BEGIN DATA FOR THIS TASK

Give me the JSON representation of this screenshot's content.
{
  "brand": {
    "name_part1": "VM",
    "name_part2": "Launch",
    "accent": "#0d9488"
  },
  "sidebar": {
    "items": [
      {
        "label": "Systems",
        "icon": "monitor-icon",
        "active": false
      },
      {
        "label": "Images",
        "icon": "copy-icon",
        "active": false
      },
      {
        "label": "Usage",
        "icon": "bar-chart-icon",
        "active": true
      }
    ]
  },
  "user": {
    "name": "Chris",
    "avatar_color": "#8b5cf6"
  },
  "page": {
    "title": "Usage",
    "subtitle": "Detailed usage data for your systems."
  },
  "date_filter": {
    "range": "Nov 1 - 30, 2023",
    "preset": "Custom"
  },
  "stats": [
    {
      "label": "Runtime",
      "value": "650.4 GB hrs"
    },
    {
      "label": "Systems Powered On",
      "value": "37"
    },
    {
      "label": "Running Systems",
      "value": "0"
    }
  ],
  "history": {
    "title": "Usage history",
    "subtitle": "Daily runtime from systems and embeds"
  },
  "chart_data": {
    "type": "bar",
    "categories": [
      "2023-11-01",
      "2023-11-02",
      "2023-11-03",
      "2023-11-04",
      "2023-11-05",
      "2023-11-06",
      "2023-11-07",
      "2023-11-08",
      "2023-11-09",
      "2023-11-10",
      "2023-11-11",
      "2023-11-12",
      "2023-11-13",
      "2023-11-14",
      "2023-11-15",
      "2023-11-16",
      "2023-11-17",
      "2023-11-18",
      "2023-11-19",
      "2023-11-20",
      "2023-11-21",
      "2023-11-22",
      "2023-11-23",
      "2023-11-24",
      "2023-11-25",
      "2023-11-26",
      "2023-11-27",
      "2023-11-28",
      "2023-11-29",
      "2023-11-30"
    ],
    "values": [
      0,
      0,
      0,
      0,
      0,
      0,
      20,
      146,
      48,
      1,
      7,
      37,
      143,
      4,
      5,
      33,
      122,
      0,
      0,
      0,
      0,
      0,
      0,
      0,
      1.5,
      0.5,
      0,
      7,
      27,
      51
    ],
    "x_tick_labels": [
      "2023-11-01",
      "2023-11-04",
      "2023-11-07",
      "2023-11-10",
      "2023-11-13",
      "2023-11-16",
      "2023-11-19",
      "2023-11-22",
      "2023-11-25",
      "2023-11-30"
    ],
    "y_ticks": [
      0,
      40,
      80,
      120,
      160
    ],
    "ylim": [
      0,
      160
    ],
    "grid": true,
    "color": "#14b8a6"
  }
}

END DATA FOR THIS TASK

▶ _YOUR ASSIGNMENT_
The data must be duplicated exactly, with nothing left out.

▶ _RESPONSE BOX_
Give me the JSON representation of this screenshot's content.
{
  "brand": {
    "name_part1": "VM",
    "name_part2": "Launch",
    "accent": "#0d9488"
  },
  "sidebar": {
    "items": [
      {
        "label": "Systems",
        "icon": "monitor-icon",
        "active": false
      },
      {
        "label": "Images",
        "icon": "copy-icon",
        "active": false
      },
      {
        "label": "Usage",
        "icon": "bar-chart-icon",
        "active": true
      }
    ]
  },
  "user": {
    "name": "Chris",
    "avatar_color": "#8b5cf6"
  },
  "page": {
    "title": "Usage",
    "subtitle": "Detailed usage data for your systems."
  },
  "date_filter": {
    "range": "Nov 1 - 30, 2023",
    "preset": "Custom"
  },
  "stats": [
    {
      "label": "Runtime",
      "value": "650.4 GB hrs"
    },
    {
      "label": "Systems Powered On",
      "value": "37"
    },
    {
      "label": "Running Systems",
      "value": "0"
    }
  ],
  "history": {
    "title": "Usage history",
    "subtitle": "Daily runtime from systems and embeds"
  },
  "chart_data": {
    "type": "bar",
    "categories": [
      "2023-11-01",
      "2023-11-02",
      "2023-11-03",
      "2023-11-04",
      "2023-11-05",
      "2023-11-06",
      "2023-11-07",
      "2023-11-08",
      "2023-11-09",
      "2023-11-10",
      "2023-11-11",
      "2023-11-12",
      "2023-11-13",
      "2023-11-14",
      "2023-11-15",
      "2023-11-16",
      "2023-11-17",
      "2023-11-18",
      "2023-11-19",
      "2023-11-20",
      "2023-11-21",
      "2023-11-22",
      "2023-11-23",
      "2023-11-24",
      "2023-11-25",
      "2023-11-26",
      "2023-11-27",
      "2023-11-28",
      "2023-11-29",
      "2023-11-30"
    ],
    "values": [
      0,
      0,
      0,
      0,
      0,
      0,
      20,
      146,
      48,
      1,
      7,
      37,
      143,
      4,
      5,
      33,
      122,
      0,
      0,
      0,
      0,
      0,
      0,
      0,
      1.5,
      0.5,
      0,
      7,
      27,
      51
    ],
    "x_tick_labels": [
      "2023-11-01",
      "2023-11-04",
      "2023-11-07",
      "2023-11-10",
      "2023-11-13",
      "2023-11-16",
      "2023-11-19",
      "2023-11-22",
      "2023-11-25",
      "2023-11-30"
    ],
    "y_ticks": [
      0,
      40,
      80,
      120,
      160
    ],
    "ylim": [
      0,
      160
    ],
    "grid": true,
    "color": "#14b8a6"
  }
}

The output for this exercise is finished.